Junior guard Alfredo Garcia has been a difference-maker for the Tigers this season, not only with his own play, but with the way he sparks his teammates on the floor.
"He gets a fire underneath us," senior forward Jace Melton said. "When he comes in, we start scoring more and it's a little bit of a faster pace."
There are few roles as difficult as that of the sixth-man. When things are going poorly, he has to be able to rally the team. When things are going well, he has to be able to give someone a breather without letting the team miss a beat.
But Garcia seems to have found the trick to it.
"I just try to go in and play hard on defense," Garcia said. "I know that if I do that, my offense will come later as the game progresses and I start to see what they are doing."
After playing sparingly as a sophomore, Garcia dedicated himself to improving in the offseason. By the time preseason practice began, his teammates had noticed the difference.
Senior forward Trey Fankhouser said that Garcia surprised him more than any other player in the preseason, and as the season began, Garcia continued to surprise and impress.
"He's just got a lot of confidence," Guymon coach Tyler Chapman said. "I think what his biggest asset to us is the energy he brings, and he knows his role.
"He's the kid diving on the floor and he has a great attitude whether he starts the game in (junior varsity) or comes off the bench in varsity."
Though Garcia's energy and defensive prowess can swing the emotions of the Tigers for the better, his scoring capabilities are impossible to overlook. Those too were a result of his hard work in the summer.
"I just wanted to play. I didn't want to be barely playing like l was last year," Garcia said. "(I) would come down here and just hustle and shoot a ton of shots every day."
The hard work is paying off.
A year after appearing in only 10 of Guymon's 24 games and scoring a total of 19 points, Garcia has appeared in every game and is averaging 8.0 points and 2.0 rebounds per game.
"For the last few years, we have noticed that he's gotten better and better," Melton said. "But the jump between that sophomore year and that junior year was a big one and it's helped him out a lot."
Garcia first began playing basketball about seven years ago when his older sister, Belen, was in middle school. She played on the basketball team and needed a practicing partner, which she found in Alfredo.
"She made me go outside and play one-on-one with her, so she could practice," Garcia said.
It didn't take long for Garcia to catch the basketball bug himself, and soon enough he too was on the team.
By his freshman year, Garcia was spending time on the junior varsity squad but didn't get to see any varsity action.
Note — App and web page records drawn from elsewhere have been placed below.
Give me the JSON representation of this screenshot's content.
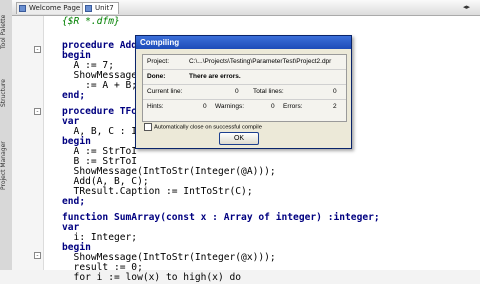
{
  "side_tabs": [
    "Tool Palette",
    "Structure",
    "Project Manager"
  ],
  "tabs": [
    {
      "label": "Welcome Page",
      "active": false
    },
    {
      "label": "Unit7",
      "active": true
    }
  ],
  "code_lines": [
    "{$R *.dfm}",
    "",
    "procedure Add(",
    "begin",
    "  A := 7;",
    "  ShowMessage(",
    "    := A + B;",
    "end;",
    "",
    "procedure TFo",
    "var",
    "  A, B, C : I",
    "begin",
    "  A := StrToI",
    "  B := StrToI",
    "  ShowMessage(IntToStr(Integer(@A)));",
    "  Add(A, B, C);",
    "  TResult.Caption := IntToStr(C);",
    "end;",
    "",
    "function SumArray(const x : Array of integer) :integer;",
    "var",
    "  i: Integer;",
    "begin",
    "  ShowMessage(IntToStr(Integer(@x)));",
    "  result := 0;",
    "  for i := low(x) to high(x) do"
  ],
  "dialog": {
    "title": "Compiling",
    "project_label": "Project:",
    "project_value": "C:\\...\\Projects\\Testing\\ParameterTest\\Project2.dpr",
    "done_label": "Done:",
    "done_value": "There are errors.",
    "current_line_label": "Current line:",
    "current_line_value": "0",
    "total_lines_label": "Total lines:",
    "total_lines_value": "0",
    "hints_label": "Hints:",
    "hints_value": "0",
    "warnings_label": "Warnings:",
    "warnings_value": "0",
    "errors_label": "Errors:",
    "errors_value": "2",
    "auto_close_label": "Automatically close on successful compile",
    "ok_label": "OK"
  }
}
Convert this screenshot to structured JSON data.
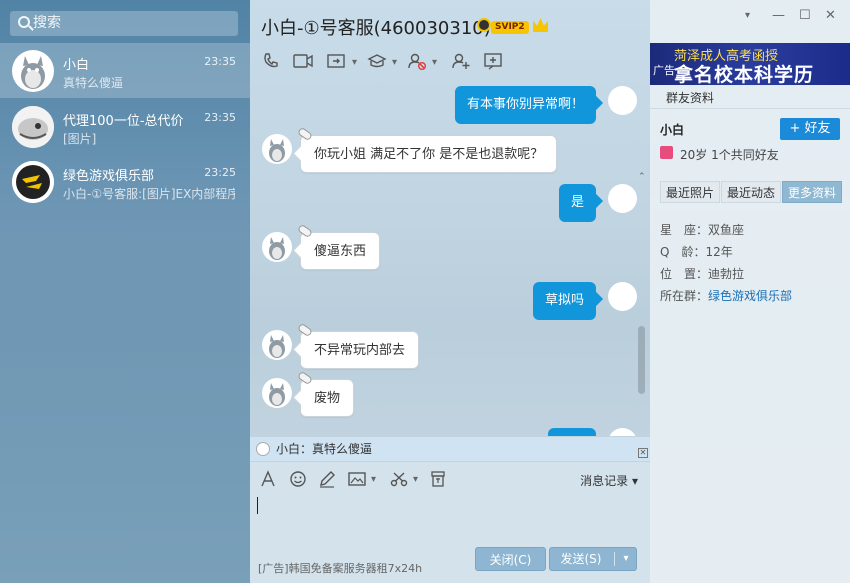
{
  "search": {
    "placeholder": "搜索"
  },
  "conversations": [
    {
      "name": "小白",
      "preview": "真特么傻逼",
      "time": "23:35"
    },
    {
      "name": "代理100一位-总代价",
      "preview": "[图片]",
      "time": "23:35"
    },
    {
      "name": "绿色游戏俱乐部",
      "preview": "小白-①号客服:[图片]EX内部程序",
      "time": "23:25"
    }
  ],
  "chat": {
    "title": "小白-①号客服(460030310)",
    "vip_badge": "SVIP2",
    "toolbar_icons": [
      "phone-icon",
      "video-icon",
      "share-screen-icon",
      "apps-icon",
      "block-user-icon",
      "add-user-icon",
      "edit-icon"
    ],
    "messages": [
      {
        "side": "right",
        "text": "有本事你别异常啊！"
      },
      {
        "side": "left",
        "text": "你玩小姐 满足不了你 是不是也退款呢？"
      },
      {
        "side": "right",
        "text": "是"
      },
      {
        "side": "left",
        "text": "傻逼东西"
      },
      {
        "side": "right",
        "text": "草拟吗"
      },
      {
        "side": "left",
        "text": "不异常玩内部去"
      },
      {
        "side": "left",
        "text": "废物"
      }
    ],
    "notice": "小白：真特么傻逼",
    "input_toolbar_icons": [
      "font-icon",
      "emoji-icon",
      "pen-icon",
      "image-icon",
      "scissors-icon",
      "archive-icon"
    ],
    "history_label": "消息记录",
    "ad_text": "[广告]韩国免备案服务器租7x24h",
    "close_label": "关闭(C)",
    "send_label": "发送(S)"
  },
  "profile": {
    "banner_line1": "菏泽成人高考函授",
    "banner_line2": "拿名校本科学历",
    "banner_ad": "广告",
    "group_tab": "群友资料",
    "name": "小白",
    "add_friend": "+ 好友",
    "info": "20岁 1个共同好友",
    "tabs": [
      "最近照片",
      "最近动态",
      "更多资料"
    ],
    "fields": [
      {
        "label": "星　座：",
        "value": "双鱼座"
      },
      {
        "label": "Q　龄：",
        "value": "12年"
      },
      {
        "label": "位　置：",
        "value": "迪勃拉"
      },
      {
        "label": "所在群：",
        "value": "绿色游戏俱乐部"
      }
    ]
  },
  "colors": {
    "accent": "#1296db",
    "bubble_right": "#1296db",
    "button": "#8eb6d2"
  }
}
The following year, he showed a hint of his potential as he hit 36.8 percent of his field goal attempts (7-of-19) and 100 percent of his free throws (6-of-6) in 10 varsity games.
"He's got a great work ethic and he's come a long way," Chapman said. "He's gotten better and better each year."
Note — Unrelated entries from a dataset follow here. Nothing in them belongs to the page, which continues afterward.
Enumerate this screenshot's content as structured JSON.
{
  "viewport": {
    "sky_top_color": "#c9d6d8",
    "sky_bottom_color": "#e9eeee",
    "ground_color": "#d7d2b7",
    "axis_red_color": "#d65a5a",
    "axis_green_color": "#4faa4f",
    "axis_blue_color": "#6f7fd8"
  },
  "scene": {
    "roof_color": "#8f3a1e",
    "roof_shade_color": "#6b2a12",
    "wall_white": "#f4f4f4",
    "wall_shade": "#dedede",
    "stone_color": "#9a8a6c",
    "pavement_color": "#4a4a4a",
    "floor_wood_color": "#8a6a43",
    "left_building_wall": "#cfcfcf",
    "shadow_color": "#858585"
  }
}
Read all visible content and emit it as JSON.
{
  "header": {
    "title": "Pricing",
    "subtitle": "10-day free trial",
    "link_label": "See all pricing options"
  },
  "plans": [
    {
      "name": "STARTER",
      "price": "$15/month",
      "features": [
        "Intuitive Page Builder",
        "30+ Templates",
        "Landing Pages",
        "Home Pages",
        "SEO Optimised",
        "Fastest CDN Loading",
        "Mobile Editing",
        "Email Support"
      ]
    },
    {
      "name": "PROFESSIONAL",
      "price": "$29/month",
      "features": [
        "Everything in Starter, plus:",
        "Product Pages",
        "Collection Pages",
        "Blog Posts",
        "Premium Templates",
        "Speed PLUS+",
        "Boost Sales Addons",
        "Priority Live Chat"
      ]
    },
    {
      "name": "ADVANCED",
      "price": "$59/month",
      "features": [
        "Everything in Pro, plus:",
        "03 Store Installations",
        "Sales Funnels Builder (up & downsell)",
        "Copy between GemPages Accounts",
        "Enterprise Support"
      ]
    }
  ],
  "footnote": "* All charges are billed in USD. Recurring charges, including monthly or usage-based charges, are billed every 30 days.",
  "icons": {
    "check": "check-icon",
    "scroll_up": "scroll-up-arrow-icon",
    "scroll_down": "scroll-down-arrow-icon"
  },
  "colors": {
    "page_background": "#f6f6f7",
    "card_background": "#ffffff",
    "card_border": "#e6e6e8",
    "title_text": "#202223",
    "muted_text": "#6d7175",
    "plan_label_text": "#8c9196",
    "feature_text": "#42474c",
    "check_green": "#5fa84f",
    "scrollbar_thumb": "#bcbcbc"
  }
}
Now, Alfredo is fourth on the team in scoring (8.0), third in steals (2.0) and second in 3-point accuracy (30 percent). They are the kind of numbers that would generally be associated with a starter, but Garcia isn't jealous that his name isn't called during the pregame. He understands how important his role is to the team.
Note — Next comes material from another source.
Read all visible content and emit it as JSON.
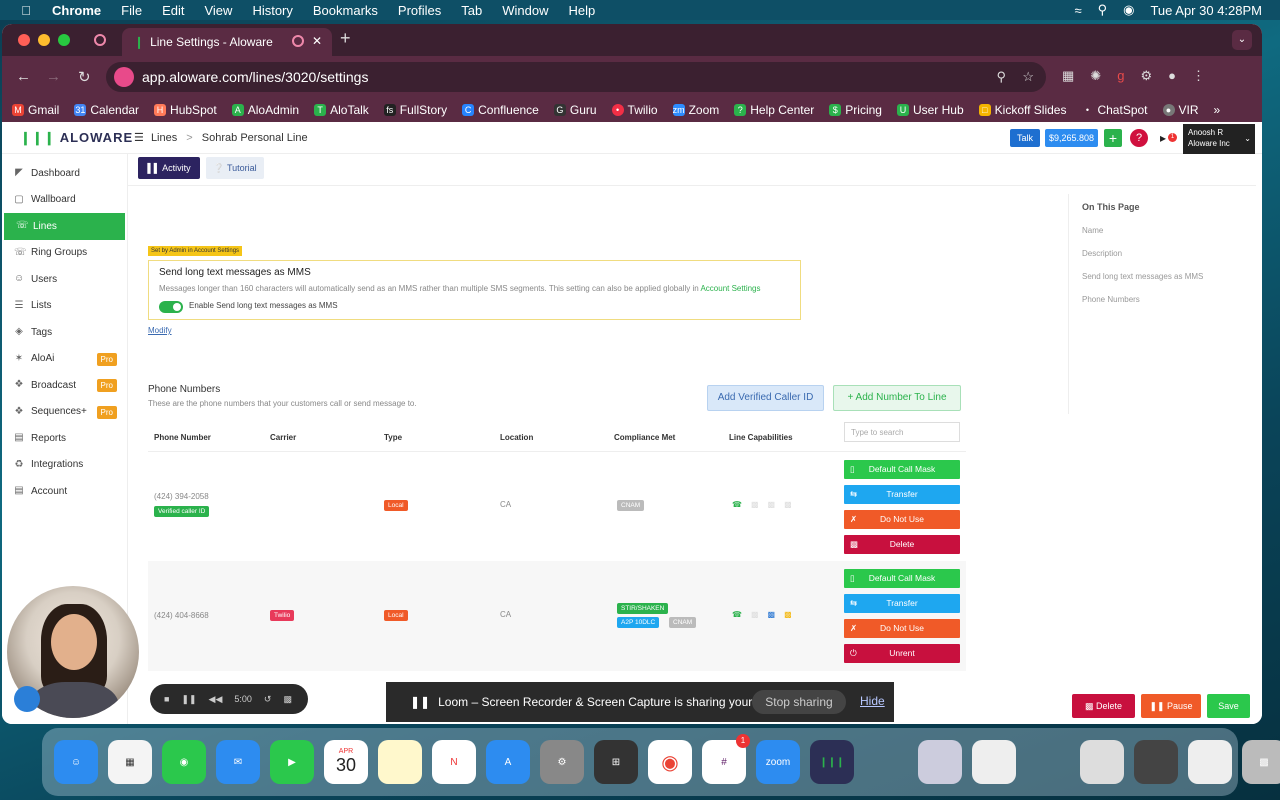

"Coach Chapman tells us, 'Know your role and just do what the team needs you to do,' and that's what I try to do," Garcia said. "I'm just coming off the bench and doing my thing."View more articles in: